Prompt >>
Scan the material below and copy every line holding the word "number".

Top of Dataset content

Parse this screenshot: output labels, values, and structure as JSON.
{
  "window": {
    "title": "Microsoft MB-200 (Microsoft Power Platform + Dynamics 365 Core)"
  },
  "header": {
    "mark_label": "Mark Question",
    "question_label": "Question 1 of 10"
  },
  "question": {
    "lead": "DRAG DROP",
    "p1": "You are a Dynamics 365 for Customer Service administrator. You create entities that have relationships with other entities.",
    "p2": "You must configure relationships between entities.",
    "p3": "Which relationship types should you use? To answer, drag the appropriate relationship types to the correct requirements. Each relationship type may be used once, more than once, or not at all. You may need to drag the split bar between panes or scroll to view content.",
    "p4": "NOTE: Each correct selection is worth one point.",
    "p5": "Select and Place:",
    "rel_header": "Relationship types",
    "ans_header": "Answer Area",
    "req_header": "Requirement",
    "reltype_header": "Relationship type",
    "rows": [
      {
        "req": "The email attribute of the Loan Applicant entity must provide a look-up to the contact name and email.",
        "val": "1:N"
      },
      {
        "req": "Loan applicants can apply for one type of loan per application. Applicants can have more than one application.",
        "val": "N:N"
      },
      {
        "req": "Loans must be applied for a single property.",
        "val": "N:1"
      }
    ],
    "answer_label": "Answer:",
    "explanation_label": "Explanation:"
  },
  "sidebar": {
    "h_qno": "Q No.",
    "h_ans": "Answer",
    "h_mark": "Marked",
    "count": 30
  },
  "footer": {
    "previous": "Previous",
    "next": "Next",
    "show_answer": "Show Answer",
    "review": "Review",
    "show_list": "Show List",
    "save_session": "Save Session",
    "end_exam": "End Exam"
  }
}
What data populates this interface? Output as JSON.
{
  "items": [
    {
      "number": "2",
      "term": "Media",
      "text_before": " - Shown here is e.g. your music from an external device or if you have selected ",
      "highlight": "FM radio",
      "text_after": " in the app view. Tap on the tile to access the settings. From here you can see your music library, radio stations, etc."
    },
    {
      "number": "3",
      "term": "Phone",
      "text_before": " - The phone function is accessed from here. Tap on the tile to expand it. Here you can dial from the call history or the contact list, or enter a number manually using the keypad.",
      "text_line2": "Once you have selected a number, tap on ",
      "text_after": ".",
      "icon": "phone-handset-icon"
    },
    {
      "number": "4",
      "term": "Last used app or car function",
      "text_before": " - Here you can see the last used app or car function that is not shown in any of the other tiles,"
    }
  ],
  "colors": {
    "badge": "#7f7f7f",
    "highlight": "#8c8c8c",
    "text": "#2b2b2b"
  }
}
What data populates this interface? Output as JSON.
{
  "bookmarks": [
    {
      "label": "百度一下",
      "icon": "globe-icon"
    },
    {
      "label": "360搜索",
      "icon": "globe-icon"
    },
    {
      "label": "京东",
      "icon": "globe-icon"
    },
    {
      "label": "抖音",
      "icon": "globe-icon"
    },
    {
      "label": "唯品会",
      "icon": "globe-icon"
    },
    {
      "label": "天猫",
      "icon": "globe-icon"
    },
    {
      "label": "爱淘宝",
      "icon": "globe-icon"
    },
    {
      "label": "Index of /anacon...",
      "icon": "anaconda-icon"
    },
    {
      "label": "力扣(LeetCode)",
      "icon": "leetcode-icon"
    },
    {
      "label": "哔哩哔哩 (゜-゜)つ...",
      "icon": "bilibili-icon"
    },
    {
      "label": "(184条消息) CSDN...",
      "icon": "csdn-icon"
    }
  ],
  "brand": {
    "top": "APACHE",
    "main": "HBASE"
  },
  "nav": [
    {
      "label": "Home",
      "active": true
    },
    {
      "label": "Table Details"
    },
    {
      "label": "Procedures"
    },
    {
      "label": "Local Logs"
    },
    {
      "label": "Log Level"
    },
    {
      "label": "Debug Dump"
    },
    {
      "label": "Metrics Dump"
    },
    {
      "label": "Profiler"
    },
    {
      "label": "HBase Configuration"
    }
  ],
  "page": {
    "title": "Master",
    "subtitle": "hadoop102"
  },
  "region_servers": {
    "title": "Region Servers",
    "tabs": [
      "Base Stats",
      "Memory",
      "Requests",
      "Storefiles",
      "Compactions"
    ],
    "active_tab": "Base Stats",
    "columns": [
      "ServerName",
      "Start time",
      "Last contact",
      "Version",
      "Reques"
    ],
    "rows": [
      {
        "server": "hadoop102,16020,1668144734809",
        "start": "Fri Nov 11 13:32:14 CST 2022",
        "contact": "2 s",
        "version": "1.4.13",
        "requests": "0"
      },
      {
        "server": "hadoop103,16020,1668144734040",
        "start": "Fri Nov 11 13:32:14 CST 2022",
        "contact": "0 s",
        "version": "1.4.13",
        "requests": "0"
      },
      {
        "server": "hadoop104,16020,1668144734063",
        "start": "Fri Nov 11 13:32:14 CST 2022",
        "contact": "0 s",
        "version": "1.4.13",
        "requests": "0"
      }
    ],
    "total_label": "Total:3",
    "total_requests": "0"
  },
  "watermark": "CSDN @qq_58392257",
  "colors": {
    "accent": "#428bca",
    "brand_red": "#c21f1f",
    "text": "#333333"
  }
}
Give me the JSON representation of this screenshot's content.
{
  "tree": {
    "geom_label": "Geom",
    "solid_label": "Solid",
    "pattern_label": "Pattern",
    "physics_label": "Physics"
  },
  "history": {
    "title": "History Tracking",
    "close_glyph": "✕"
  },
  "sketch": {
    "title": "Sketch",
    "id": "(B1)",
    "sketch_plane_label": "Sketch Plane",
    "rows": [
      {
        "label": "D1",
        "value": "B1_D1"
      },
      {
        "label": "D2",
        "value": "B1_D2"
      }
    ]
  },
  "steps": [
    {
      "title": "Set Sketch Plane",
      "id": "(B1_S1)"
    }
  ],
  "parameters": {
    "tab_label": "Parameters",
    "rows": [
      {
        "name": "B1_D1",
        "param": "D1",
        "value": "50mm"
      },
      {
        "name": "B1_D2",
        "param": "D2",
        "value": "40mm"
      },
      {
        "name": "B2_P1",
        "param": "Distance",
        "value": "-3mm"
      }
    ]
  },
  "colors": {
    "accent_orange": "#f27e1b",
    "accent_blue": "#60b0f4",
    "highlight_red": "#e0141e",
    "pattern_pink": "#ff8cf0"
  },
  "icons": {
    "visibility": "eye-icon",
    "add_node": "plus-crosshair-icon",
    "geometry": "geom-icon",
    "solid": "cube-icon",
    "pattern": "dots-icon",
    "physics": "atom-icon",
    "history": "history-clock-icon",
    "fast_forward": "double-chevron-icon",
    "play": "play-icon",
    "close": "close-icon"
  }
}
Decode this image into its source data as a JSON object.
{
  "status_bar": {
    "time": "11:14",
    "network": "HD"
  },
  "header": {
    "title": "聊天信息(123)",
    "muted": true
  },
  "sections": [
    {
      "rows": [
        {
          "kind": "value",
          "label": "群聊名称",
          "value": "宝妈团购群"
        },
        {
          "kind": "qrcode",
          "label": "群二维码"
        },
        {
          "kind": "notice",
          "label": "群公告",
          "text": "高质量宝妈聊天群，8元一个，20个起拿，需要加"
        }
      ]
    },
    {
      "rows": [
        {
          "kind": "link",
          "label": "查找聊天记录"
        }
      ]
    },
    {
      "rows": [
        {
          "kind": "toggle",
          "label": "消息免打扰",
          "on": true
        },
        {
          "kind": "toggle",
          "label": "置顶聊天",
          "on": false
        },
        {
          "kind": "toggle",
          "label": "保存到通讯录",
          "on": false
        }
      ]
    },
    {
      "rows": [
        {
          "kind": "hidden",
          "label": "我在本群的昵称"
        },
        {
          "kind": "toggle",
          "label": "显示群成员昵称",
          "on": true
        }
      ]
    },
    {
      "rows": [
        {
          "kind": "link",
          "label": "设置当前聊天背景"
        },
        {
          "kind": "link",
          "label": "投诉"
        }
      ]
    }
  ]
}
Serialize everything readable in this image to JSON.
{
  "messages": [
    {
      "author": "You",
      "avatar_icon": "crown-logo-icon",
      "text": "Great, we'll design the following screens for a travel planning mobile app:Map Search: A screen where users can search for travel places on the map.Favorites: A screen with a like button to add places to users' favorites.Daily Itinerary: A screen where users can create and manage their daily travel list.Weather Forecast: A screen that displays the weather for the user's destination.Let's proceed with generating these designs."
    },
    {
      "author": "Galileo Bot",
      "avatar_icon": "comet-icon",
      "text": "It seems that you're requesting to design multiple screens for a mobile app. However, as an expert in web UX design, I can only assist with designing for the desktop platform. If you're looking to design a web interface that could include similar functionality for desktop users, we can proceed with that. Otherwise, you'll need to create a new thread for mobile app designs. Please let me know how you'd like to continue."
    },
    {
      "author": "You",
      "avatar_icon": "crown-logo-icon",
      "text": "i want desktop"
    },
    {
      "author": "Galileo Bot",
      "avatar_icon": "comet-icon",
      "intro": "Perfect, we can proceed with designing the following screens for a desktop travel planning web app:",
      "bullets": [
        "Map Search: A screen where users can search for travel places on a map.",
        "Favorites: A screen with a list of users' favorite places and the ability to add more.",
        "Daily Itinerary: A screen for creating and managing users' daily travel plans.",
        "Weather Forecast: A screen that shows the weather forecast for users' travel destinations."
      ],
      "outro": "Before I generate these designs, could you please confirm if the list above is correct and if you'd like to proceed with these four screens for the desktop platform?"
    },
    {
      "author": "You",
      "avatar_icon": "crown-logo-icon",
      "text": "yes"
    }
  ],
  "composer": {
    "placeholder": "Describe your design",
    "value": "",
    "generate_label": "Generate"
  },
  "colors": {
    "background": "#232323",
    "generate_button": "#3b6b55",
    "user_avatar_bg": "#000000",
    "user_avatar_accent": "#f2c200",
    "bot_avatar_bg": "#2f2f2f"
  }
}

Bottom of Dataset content

Problem solution >>
      "number": "2",
      "number": "3",
      "text_before": " - The phone function is accessed from here. Tap on the tile to expand it. Here you can dial from the call history or the contact list, or enter a number manually using the keypad.",
      "text_line2": "Once you have selected a number, tap on ",
      "number": "4",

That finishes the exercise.